As usual, I left early in the morning to avoid the heat, when the light gently wakes up the village and lights up the castle. With 80km and close to 2000m of elevation, there was no time to loose. I quickly made my way out of Collioure and Port-Vendres.
A few moments later, I entered the Paulilles bay and traversed the Clos de Paulilles. Picture a large vineyard domain, facing a protected bay, surrounded by small mountains. The landscape rewards you after just fifteen minutes of riding, with a superb descent that meanders through the rocky land, with constant views of the sea.
Leaving the bay, I headed towards Cosprons, a small village reputed for, you guessed it, its vineyards. While the latter were empty in the Paulilles bay, here, the whole village was up and already busy preparing the harvested grapes. I stopped for a quick water refill and chatted with winemakers and hunters.
The paved road transformed into a rocky path with numerous steep hairpins. I was now heading up the mountain, towards the Spanish border. Along the way, I stopped several times to eat wild blackberries, that were just begging to be enjoyed.
After a good half an hour of hard effort, I reached a transversal path that would take me to the border. Recently maintained, it stretches on the mountain’s flank over ten kilometers. Picture a balcony overlooking the sea and vineyards, slowly descending towards the col de Banyuls.
Luckily, the military guarding the closed border wasn’t there. I didn’t stop for long and immediately crossed the rocks separating us from our Spanish friends. Facing south, the Spanish slope is even dryer with very little vegetation. I descended on a paved road before turning left, and climbing through pastures on a rough path.
Once again, the view from the top never disappoints and I stopped under a tree to have a little snack. I spent the remainder of the descent trying to control my bike on the steep and rocky path. Scattered ruins added a little variety to this arid and sun-drenched landscape.
Soon the descent was replaced by a steep and narrow concrete road. An unexpected very close call with a motorbike on the wrong side of the road left me shaking with adrenaline for a few minutes. Luckily I had managed to avoid the accident but almost had fallen into the ravine flanking the path. I put so music on, got back into my climbing rhythm and continued my small journey. At the top, from the much needed shade of a parasol pine, I admired a series of ruins overlooking the sea.
Although I could have taken a short nap there, the air was getting noticeably hotter and I couldn’t waste any more time. Riding on a dry river bed, the descent too was quite an effort. My arms cramped as I tried to control my speed going down yet another rough path. I crossed a deserted village (the wildfire risk was at its maximum) and followed the river all the way to the see.

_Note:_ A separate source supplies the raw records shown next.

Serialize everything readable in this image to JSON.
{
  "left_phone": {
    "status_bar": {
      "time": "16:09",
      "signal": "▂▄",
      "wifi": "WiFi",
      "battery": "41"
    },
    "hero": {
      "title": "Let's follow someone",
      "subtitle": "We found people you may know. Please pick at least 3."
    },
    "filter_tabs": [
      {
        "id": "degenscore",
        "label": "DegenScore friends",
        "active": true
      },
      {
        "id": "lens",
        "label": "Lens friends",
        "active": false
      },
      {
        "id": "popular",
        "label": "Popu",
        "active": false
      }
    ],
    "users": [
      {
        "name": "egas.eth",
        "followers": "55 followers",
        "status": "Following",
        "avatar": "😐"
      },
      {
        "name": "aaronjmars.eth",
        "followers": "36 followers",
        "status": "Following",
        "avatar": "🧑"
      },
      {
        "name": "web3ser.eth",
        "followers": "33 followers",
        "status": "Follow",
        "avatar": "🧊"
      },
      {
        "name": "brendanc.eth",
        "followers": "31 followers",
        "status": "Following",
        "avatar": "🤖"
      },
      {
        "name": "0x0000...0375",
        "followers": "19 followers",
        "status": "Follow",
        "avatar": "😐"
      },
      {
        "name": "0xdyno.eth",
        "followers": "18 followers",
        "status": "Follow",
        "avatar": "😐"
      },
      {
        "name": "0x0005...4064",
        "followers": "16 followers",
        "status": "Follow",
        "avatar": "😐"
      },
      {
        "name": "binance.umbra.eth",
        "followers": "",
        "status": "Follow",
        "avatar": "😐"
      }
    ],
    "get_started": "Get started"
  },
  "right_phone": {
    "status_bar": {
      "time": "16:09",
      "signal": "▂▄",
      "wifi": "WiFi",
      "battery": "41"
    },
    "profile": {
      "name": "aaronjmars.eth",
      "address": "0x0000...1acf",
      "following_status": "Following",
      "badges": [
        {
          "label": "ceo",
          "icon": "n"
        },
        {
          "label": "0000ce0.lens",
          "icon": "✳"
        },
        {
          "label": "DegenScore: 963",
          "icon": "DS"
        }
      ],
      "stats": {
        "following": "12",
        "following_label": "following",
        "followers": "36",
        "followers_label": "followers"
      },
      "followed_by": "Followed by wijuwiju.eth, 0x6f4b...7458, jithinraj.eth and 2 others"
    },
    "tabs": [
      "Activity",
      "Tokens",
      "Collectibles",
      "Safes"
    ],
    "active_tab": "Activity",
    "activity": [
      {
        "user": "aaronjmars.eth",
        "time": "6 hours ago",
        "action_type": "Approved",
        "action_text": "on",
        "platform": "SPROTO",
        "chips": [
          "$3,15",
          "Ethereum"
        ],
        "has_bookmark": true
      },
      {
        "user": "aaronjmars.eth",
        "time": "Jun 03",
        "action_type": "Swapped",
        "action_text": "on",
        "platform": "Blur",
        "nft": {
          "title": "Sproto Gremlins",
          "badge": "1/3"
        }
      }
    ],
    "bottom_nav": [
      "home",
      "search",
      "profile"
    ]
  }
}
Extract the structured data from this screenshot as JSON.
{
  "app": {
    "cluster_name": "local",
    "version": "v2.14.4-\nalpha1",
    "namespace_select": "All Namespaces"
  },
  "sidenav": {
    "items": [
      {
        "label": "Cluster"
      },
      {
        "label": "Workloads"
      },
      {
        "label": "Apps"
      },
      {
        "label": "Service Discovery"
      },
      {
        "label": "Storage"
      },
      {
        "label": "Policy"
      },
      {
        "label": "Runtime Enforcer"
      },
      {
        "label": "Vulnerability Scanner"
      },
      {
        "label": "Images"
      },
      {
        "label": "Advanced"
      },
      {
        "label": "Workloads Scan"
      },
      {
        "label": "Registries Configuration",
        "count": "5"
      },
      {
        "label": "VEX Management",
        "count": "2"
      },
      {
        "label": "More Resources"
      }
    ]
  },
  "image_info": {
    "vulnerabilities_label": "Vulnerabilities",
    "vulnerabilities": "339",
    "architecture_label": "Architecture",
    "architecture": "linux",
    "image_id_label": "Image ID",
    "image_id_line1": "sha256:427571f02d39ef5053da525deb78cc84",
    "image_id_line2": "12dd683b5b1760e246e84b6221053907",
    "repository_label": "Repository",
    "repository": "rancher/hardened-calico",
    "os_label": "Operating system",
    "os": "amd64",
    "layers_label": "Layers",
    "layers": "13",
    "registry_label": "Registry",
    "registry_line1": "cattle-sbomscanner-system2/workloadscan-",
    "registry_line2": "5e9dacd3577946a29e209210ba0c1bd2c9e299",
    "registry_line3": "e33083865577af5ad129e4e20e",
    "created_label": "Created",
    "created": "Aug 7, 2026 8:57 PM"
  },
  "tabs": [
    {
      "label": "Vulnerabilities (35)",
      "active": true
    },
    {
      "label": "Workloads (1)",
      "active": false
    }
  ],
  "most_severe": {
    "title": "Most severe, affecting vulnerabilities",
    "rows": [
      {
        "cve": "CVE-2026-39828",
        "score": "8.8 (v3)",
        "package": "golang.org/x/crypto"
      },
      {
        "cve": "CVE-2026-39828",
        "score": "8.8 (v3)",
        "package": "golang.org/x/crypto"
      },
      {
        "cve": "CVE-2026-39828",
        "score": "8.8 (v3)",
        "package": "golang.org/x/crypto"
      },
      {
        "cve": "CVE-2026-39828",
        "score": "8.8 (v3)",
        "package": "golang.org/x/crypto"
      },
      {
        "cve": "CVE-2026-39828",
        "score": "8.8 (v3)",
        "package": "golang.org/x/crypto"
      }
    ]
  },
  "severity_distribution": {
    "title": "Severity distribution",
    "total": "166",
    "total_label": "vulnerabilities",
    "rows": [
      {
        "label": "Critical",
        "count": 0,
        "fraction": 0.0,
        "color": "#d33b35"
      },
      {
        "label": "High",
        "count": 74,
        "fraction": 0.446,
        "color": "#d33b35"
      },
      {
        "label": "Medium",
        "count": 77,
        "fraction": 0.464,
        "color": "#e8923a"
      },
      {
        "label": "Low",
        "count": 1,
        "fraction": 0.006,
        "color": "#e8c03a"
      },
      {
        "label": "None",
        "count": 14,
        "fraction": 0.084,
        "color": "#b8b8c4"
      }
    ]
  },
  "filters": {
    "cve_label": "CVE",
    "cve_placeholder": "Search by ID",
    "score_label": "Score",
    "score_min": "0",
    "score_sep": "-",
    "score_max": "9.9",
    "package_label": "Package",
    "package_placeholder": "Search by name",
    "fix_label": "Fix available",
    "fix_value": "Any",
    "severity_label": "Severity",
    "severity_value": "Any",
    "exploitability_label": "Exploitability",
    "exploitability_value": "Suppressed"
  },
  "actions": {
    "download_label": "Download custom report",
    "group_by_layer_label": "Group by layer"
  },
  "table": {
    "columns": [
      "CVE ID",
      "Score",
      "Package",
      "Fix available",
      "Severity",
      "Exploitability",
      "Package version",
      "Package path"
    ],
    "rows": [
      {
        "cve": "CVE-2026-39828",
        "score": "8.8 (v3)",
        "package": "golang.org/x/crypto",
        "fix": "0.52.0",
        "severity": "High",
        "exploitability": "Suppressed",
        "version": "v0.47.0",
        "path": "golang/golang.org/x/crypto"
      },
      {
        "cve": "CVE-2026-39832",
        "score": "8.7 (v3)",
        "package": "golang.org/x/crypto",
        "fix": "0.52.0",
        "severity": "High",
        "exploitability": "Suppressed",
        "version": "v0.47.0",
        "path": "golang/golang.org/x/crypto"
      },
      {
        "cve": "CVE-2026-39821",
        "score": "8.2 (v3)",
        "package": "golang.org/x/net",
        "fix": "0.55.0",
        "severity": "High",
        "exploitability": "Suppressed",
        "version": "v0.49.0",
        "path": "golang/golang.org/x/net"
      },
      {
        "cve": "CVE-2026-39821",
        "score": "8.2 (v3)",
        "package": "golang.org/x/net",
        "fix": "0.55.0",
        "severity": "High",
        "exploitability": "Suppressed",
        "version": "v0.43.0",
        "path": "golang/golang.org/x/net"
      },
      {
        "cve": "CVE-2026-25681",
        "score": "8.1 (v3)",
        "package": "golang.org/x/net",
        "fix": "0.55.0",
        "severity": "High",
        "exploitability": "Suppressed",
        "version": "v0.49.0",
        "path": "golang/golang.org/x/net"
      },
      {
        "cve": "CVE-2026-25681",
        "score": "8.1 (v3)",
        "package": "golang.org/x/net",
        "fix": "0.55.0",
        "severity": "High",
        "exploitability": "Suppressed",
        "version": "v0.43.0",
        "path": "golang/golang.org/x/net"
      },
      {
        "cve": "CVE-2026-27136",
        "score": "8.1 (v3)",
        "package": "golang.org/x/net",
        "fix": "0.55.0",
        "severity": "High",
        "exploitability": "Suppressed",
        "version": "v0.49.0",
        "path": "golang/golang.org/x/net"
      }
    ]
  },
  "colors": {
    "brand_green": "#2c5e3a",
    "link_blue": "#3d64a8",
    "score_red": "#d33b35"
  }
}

Relieved to find a paved road, a series of tunnels separated me from Portbou and the last long climb of the ride. Hidden from the sun, the fresh air of the tunnels was a real treat. I stopped in the village, in search of water before heading back into the mountains. Luckily, a kind soul offered to refill my bidons and wished me good luck on my last ascension.
It was now 38°C and the first steep turns were taking a toll on my legs. Then, wild goat roaming free, tried to charge me on a few occasions! I sprinted several times, which in turn, finished to empty my legs. Arriving at the border, I stopped for a quick picture and continued riding towards Banyuls.
A few kilometers later, from yet another peak, the views were absolutely stunning. Only one thing remained: a rough descent. With empty legs and cramping arms, I rushed downhill hoping I wouldn’t encounter another motorbike. Once at the bottom, I stretched my legs over a few kilometers of smooth tarmac.
“Une grande pinte fraiche, s’il vous plaît!” (A large fresh pint, please!) — were my first words at the end of the ride. It was the perfect conclusion to an effortful morning of gravel riding and scouting through vineyards. I spent the rest of the weekend, leisurely enjoying life…